*What this task involves:*
Copy each line of the entries below that contains the string "konopí".

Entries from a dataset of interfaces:
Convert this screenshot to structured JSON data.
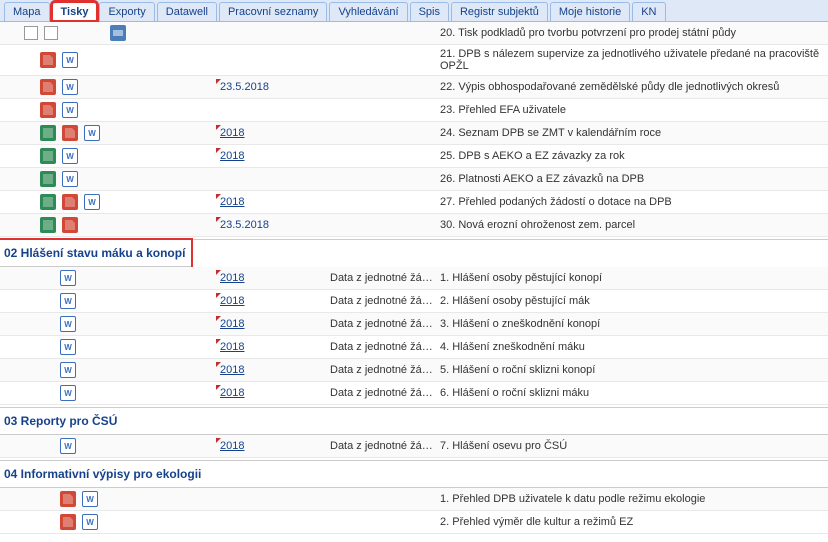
{
  "tabs": [
    {
      "label": "Mapa"
    },
    {
      "label": "Tisky"
    },
    {
      "label": "Exporty"
    },
    {
      "label": "Datawell"
    },
    {
      "label": "Pracovní seznamy"
    },
    {
      "label": "Vyhledávání"
    },
    {
      "label": "Spis"
    },
    {
      "label": "Registr subjektů"
    },
    {
      "label": "Moje historie"
    },
    {
      "label": "KN"
    }
  ],
  "sections": {
    "top_rows": [
      {
        "icons": [
          "folder",
          "folder",
          "print"
        ],
        "date": "",
        "src": "",
        "desc": "20. Tisk podkladů pro tvorbu potvrzení pro prodej státní půdy"
      },
      {
        "icons": [
          "pdf",
          "word"
        ],
        "date": "",
        "src": "",
        "desc": "21. DPB s nálezem supervize za jednotlivého uživatele předané na pracoviště OPŽL"
      },
      {
        "icons": [
          "pdf",
          "word"
        ],
        "date": "23.5.2018",
        "plain": true,
        "src": "",
        "desc": "22. Výpis obhospodařované zemědělské půdy dle jednotlivých okresů"
      },
      {
        "icons": [
          "pdf",
          "word"
        ],
        "date": "",
        "src": "",
        "desc": "23. Přehled EFA uživatele"
      },
      {
        "icons": [
          "xls",
          "pdf",
          "word"
        ],
        "date": "2018",
        "src": "",
        "desc": "24. Seznam DPB se ZMT v kalendářním roce"
      },
      {
        "icons": [
          "xls",
          "word"
        ],
        "date": "2018",
        "src": "",
        "desc": "25. DPB s AEKO a EZ závazky za rok"
      },
      {
        "icons": [
          "xls",
          "word"
        ],
        "date": "",
        "src": "",
        "desc": "26. Platnosti AEKO a EZ závazků na DPB"
      },
      {
        "icons": [
          "xls",
          "pdf",
          "word"
        ],
        "date": "2018",
        "src": "",
        "desc": "27. Přehled podaných žádostí o dotace na DPB"
      },
      {
        "icons": [
          "xls",
          "pdf"
        ],
        "date": "23.5.2018",
        "plain": true,
        "src": "",
        "desc": "30. Nová erozní ohroženost zem. parcel"
      }
    ],
    "s02": {
      "title": "02 Hlášení stavu máku a konopí",
      "rows": [
        {
          "icons": [
            "word"
          ],
          "date": "2018",
          "src": "Data z jednotné žá…",
          "desc": "1. Hlášení osoby pěstující konopí"
        },
        {
          "icons": [
            "word"
          ],
          "date": "2018",
          "src": "Data z jednotné žá…",
          "desc": "2. Hlášení osoby pěstující mák"
        },
        {
          "icons": [
            "word"
          ],
          "date": "2018",
          "src": "Data z jednotné žá…",
          "desc": "3. Hlášení o zneškodnění konopí"
        },
        {
          "icons": [
            "word"
          ],
          "date": "2018",
          "src": "Data z jednotné žá…",
          "desc": "4. Hlášení zneškodnění máku"
        },
        {
          "icons": [
            "word"
          ],
          "date": "2018",
          "src": "Data z jednotné žá…",
          "desc": "5. Hlášení o roční sklizni konopí"
        },
        {
          "icons": [
            "word"
          ],
          "date": "2018",
          "src": "Data z jednotné žá…",
          "desc": "6. Hlášení o roční sklizni máku"
        }
      ]
    },
    "s03": {
      "title": "03 Reporty pro ČSÚ",
      "rows": [
        {
          "icons": [
            "word"
          ],
          "date": "2018",
          "src": "Data z jednotné žá…",
          "desc": "7. Hlášení osevu pro ČSÚ"
        }
      ]
    },
    "s04": {
      "title": "04 Informativní výpisy pro ekologii",
      "rows": [
        {
          "icons": [
            "pdf",
            "word"
          ],
          "date": "",
          "src": "",
          "desc": "1. Přehled DPB uživatele k datu podle režimu ekologie"
        },
        {
          "icons": [
            "pdf",
            "word"
          ],
          "date": "",
          "src": "",
          "desc": "2. Přehled výměr dle kultur a režimů EZ"
        }
      ]
    }
  }
}
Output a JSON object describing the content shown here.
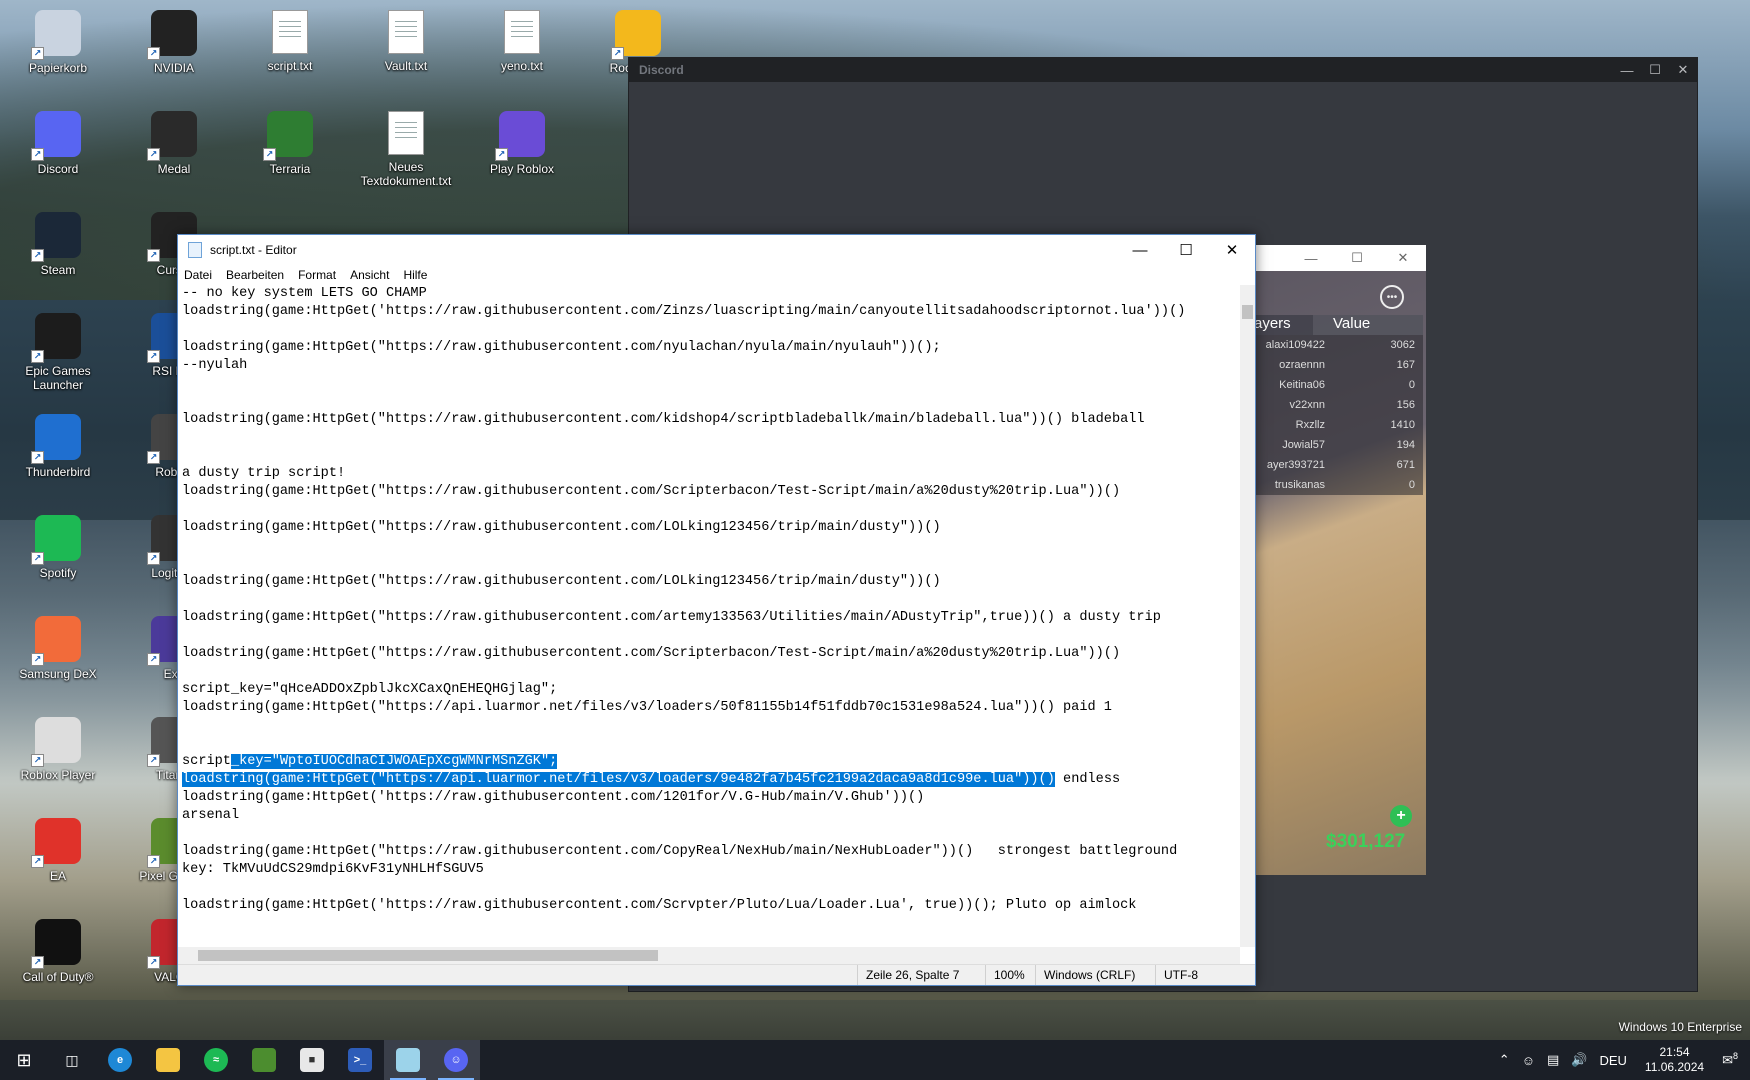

*Result:*
      "title": "02 Hlášení stavu máku a konopí",
          "desc": "1. Hlášení osoby pěstující konopí"
          "desc": "3. Hlášení o zneškodnění konopí"
          "desc": "5. Hlášení o roční sklizni konopí"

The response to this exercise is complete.